The insides were quite clean and only needed sweeping out with a brush.

As with all old Coronas, the felt pads were gross and smelled like death's cologne.

The Zephyr has an interesting body shell. As you can see, it is one piece where the frame slides out the back. This makes for a terrible time when you want to take the frame out for cleaning or oiling. The upper row of keytops needs to be depressed while while you slide the frame out. It's very tricky and hardly for the ham-fisted among us. The Skyriter refines this by making the case much simpler to remove at the expense of the sophisticated Zephyr's lines.

While not the best typer (hollow sound often ghosting characters), the Zephyr/Skyriter line is becoming my favorite ultra-portable typewriter. They have a simple and charming nature about them. They tend to be fairly rugged and easy to work on. They are not nearly as foppish as the minty-green Rocket. Take that Hermes fans! They are honest typewriters. Really, you could consider them the Mickey Roony of typewriters; fun, a classic American, and small.

Separated at Birth

Monday, September 5, 2011

Computer Canard

My classroom technology set-up is pretty basic. I have an LCD projector, a computer (which works very nearly all the time), and speaker installed in the ceiling. Overall, it's fairly standard when it comes to technology in the classroom. Some classrooms have SmartBoards, but I am not one of the chosen. Anyway, I tend to shy away from slide-show presentations because I think they are boring. I do use them occasionally. Mostly, the projector is used to throw graphic organizers and other visuals on the screen. It serves the same function as an old overhead projector with acetate transparencies. I do have about 12 computers in my room, but they are used for my Yearbook and Newspaper classes and are not used by the lion's share of students who come through my door.

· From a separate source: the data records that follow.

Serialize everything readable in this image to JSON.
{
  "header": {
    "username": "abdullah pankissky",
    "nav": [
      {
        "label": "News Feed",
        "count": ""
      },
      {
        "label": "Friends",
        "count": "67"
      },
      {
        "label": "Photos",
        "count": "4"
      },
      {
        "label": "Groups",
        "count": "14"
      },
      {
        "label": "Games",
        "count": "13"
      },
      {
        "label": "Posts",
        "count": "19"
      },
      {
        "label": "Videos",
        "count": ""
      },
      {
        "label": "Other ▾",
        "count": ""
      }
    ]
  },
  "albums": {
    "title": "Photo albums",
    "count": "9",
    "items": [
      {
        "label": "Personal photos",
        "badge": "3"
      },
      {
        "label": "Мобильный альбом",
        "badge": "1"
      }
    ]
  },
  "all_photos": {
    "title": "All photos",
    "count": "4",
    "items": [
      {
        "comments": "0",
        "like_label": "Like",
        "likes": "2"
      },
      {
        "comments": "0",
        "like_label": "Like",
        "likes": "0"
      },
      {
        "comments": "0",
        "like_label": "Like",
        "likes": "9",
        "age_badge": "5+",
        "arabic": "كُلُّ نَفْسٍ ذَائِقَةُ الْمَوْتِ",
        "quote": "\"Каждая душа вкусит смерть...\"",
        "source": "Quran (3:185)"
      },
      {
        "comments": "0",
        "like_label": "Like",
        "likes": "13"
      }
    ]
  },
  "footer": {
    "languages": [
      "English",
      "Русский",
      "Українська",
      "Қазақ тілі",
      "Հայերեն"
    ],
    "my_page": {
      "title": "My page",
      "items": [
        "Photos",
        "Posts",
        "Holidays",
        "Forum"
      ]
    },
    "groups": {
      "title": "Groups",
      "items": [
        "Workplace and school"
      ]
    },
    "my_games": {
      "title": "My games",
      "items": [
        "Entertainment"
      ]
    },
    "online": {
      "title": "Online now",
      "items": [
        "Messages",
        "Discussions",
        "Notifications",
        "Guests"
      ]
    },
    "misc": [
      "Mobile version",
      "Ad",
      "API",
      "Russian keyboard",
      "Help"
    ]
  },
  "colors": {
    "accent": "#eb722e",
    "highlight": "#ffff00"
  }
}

The technology has been...acceptable. Sometimes it works well. Sometimes it doesn't. Sometimes I have to spend 5 minutes fidgeting with some cable or settings while my students chat. Sometimes I want to punch Microsoft Windows 7 in the face. Teaching isn't a very easy job and when the tools on which you rely don't work properly it makes things all the more difficult. We do have boffins who are happy to come and fix things, but you can only contact them through our Brazil-like on-line help ticketing system. 

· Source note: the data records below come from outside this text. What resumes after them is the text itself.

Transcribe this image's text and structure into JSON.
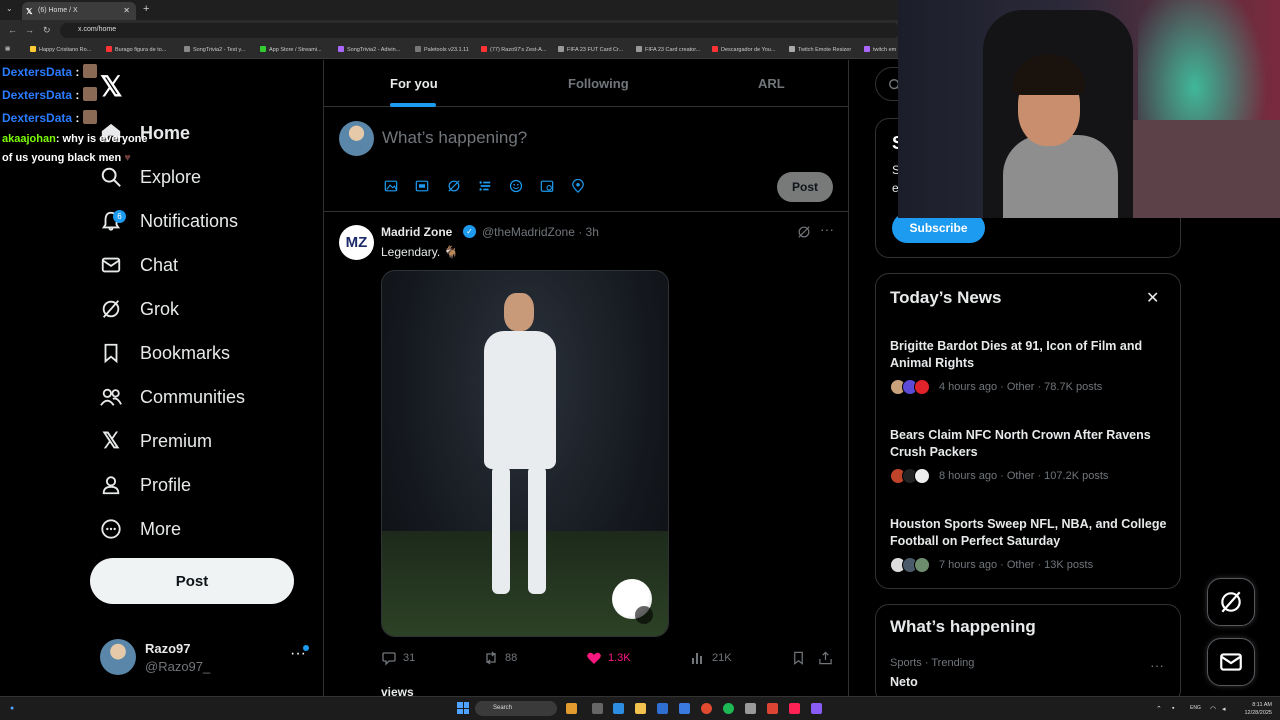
{
  "browser": {
    "tab_title": "(6) Home / X",
    "address": "x.com/home",
    "bookmarks": [
      "Happy Cristiano Ro...",
      "Burago figura de to...",
      "SongTrivia2 - Test y...",
      "App Store / Streami...",
      "SongTrivia2 - Adivin...",
      "Paletools v23.1.11",
      "(77) Razo97's Zest-A...",
      "FIFA 23 FUT Card Cr...",
      "FIFA 23 Card creator...",
      "Descargador de You...",
      "Twitch Emote Resizer",
      "twitch em"
    ]
  },
  "chat": [
    {
      "user": "DextersData",
      "text": ":"
    },
    {
      "user": "DextersData",
      "text": ":"
    },
    {
      "user": "DextersData",
      "text": ":"
    },
    {
      "user": "akaajohan",
      "text": ": why is everyone"
    },
    {
      "user": "",
      "text": "of us young black men"
    }
  ],
  "nav": {
    "items": [
      {
        "label": "Home",
        "icon": "home-icon"
      },
      {
        "label": "Explore",
        "icon": "search-icon"
      },
      {
        "label": "Notifications",
        "icon": "bell-icon",
        "badge": "6"
      },
      {
        "label": "Chat",
        "icon": "mail-icon"
      },
      {
        "label": "Grok",
        "icon": "grok-icon"
      },
      {
        "label": "Bookmarks",
        "icon": "bookmark-icon"
      },
      {
        "label": "Communities",
        "icon": "people-icon"
      },
      {
        "label": "Premium",
        "icon": "x-icon"
      },
      {
        "label": "Profile",
        "icon": "person-icon"
      },
      {
        "label": "More",
        "icon": "more-circle-icon"
      }
    ],
    "post_label": "Post",
    "account": {
      "name": "Razo97",
      "handle": "@Razo97_",
      "more": "···"
    }
  },
  "feed": {
    "tabs": [
      "For you",
      "Following",
      "ARL"
    ],
    "compose_placeholder": "What’s happening?",
    "compose_post": "Post",
    "tweet": {
      "avatar_text": "MZ",
      "name": "Madrid Zone",
      "handle": "@theMadridZone · 3h",
      "text": "Legendary. 🐐",
      "replies": "31",
      "retweets": "88",
      "likes": "1.3K",
      "views": "21K"
    },
    "next_tweet_peek": "views"
  },
  "right": {
    "subscribe": {
      "label": "Subscribe",
      "heading": "S",
      "line1": "S",
      "line2": "e"
    },
    "todays_news": {
      "title": "Today’s News",
      "close": "✕",
      "items": [
        {
          "title": "Brigitte Bardot Dies at 91, Icon of Film and Animal Rights",
          "meta": "4 hours ago · Other · 78.7K posts"
        },
        {
          "title": "Bears Claim NFC North Crown After Ravens Crush Packers",
          "meta": "8 hours ago · Other · 107.2K posts"
        },
        {
          "title": "Houston Sports Sweep NFL, NBA, and College Football on Perfect Saturday",
          "meta": "7 hours ago · Other · 13K posts"
        }
      ]
    },
    "whats_happening": {
      "title": "What’s happening",
      "category": "Sports · Trending",
      "trend": "Neto",
      "more": "···"
    }
  },
  "taskbar": {
    "search": "Search",
    "lang": "ENG",
    "time": "8:11 AM",
    "date": "12/28/2025"
  },
  "colors": {
    "accent": "#1d9bf0",
    "like": "#f91880",
    "background": "#000000"
  }
}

It's not a great situation, but things are starting to become much worse. Technology is creeping into the new Common Core standards for Language Arts and Mathematics. In addition to teaching critical thinking, language, grammar, literary analysis, I am supposed to teach basic computer literacy.

Computers and their applications are becoming the new silver-bullet in education. School districts like the Kyrene Elementary District-- a suburban school district outside Phoenix--  have invested heavily in one-to-one laptops, Smart Boards, and expensive educational software that would make the learning environment more valuable. You can read a really great article about it at this link. Policy-makers and reformers have a positive gut-reaction to computers. Everyone believes that they enhance learning environments. Computers are interactive and engaging. However, there has been no conclusive evidence that computers do what the reformers claim. Larry Cuban, Education Professor Emeritus at Stanford University has stated that there has been no evidence to support that huge investments in technology translate into higher student achievement. The idea that technology can fix what ails us is a canard continued by companies that have a vested interest in nation-wide educational technology integration.

La Belle Époque depiction of a school in the year 2000.

Do parents want their children to be taught with computers who feel nothing or by people who care? Is a school an information factory or are they places where we share our cultural values? Can technology ever be bad?

What absolutely must be done is technology needs to be evaluated based on its efficacy and not its modernity. That is where the CTP comes in. I firmly believe that there is nothing wrong with pen, paper, typewriters, conversations, and the mind. Replacing any of these things with a computer hurts far more than it can ever help.